_Aim of the task:_
Return each line of the entries that mentions the word "Create".

Component data from apps and pages:
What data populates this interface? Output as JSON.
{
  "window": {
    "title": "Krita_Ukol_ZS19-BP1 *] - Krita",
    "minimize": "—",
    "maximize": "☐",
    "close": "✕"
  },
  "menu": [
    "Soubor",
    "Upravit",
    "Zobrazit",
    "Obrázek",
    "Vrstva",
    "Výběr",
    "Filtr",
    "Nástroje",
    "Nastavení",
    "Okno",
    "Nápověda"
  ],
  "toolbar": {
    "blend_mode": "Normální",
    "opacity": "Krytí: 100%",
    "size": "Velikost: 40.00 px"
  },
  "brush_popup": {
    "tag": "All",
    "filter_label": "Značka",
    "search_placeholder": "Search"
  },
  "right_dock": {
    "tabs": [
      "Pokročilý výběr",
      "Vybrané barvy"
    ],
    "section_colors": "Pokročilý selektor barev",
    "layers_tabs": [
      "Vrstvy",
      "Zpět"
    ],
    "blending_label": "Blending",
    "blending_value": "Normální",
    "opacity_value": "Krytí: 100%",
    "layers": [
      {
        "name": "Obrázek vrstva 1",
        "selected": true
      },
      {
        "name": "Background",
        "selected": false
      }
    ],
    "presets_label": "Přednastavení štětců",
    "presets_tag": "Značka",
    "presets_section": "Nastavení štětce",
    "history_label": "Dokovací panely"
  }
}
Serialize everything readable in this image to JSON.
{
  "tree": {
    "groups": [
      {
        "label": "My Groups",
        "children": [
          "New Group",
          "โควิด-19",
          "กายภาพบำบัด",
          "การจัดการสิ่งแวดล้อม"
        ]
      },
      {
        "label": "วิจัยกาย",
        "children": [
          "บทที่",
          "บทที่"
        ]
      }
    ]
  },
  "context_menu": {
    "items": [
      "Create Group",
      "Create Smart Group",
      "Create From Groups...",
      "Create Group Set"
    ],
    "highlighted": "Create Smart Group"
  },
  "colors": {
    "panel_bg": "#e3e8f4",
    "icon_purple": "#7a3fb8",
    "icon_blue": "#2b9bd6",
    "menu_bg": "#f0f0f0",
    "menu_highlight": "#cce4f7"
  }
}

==

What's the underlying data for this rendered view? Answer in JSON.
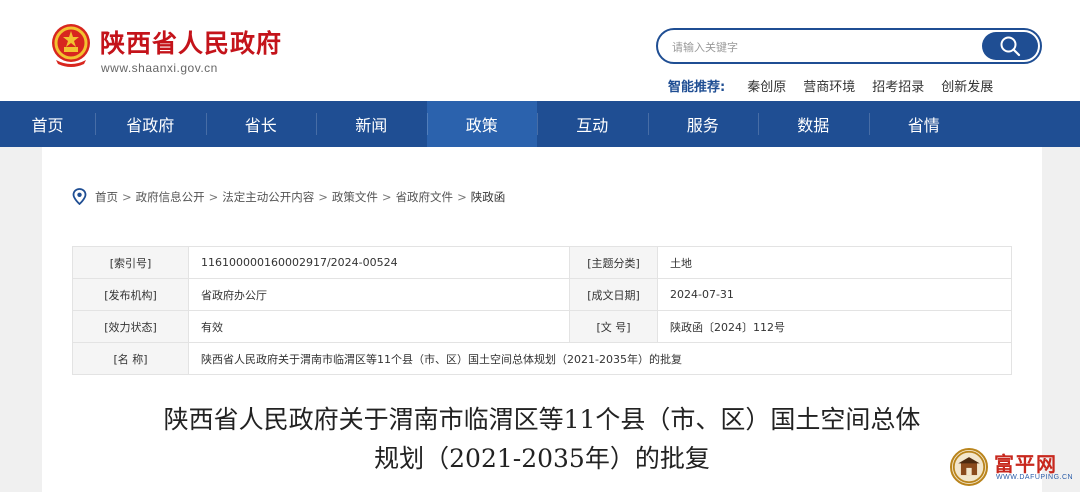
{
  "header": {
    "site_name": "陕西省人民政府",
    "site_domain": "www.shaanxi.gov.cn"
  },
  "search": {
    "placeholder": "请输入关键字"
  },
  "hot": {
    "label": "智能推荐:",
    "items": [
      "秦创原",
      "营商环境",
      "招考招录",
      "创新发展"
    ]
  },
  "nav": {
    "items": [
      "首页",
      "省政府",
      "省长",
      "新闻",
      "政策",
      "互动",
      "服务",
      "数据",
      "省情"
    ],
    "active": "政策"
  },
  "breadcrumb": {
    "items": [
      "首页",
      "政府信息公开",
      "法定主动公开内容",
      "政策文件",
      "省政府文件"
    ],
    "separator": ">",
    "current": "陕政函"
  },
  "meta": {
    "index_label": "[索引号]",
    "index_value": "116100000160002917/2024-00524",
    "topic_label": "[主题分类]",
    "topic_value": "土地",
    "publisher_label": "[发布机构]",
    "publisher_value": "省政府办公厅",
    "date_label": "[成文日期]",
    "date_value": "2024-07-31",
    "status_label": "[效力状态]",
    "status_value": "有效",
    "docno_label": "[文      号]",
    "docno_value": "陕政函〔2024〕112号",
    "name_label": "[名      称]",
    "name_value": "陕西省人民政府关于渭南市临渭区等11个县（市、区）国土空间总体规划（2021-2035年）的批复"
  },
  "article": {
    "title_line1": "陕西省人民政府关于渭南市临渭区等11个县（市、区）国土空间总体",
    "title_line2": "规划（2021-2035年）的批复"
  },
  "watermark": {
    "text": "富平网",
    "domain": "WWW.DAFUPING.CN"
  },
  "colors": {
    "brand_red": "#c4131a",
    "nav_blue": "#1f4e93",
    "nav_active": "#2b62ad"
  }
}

_Task output:_
      "Create Group",
      "Create Smart Group",
      "Create From Groups...",
      "Create Group Set"
    "highlighted": "Create Smart Group"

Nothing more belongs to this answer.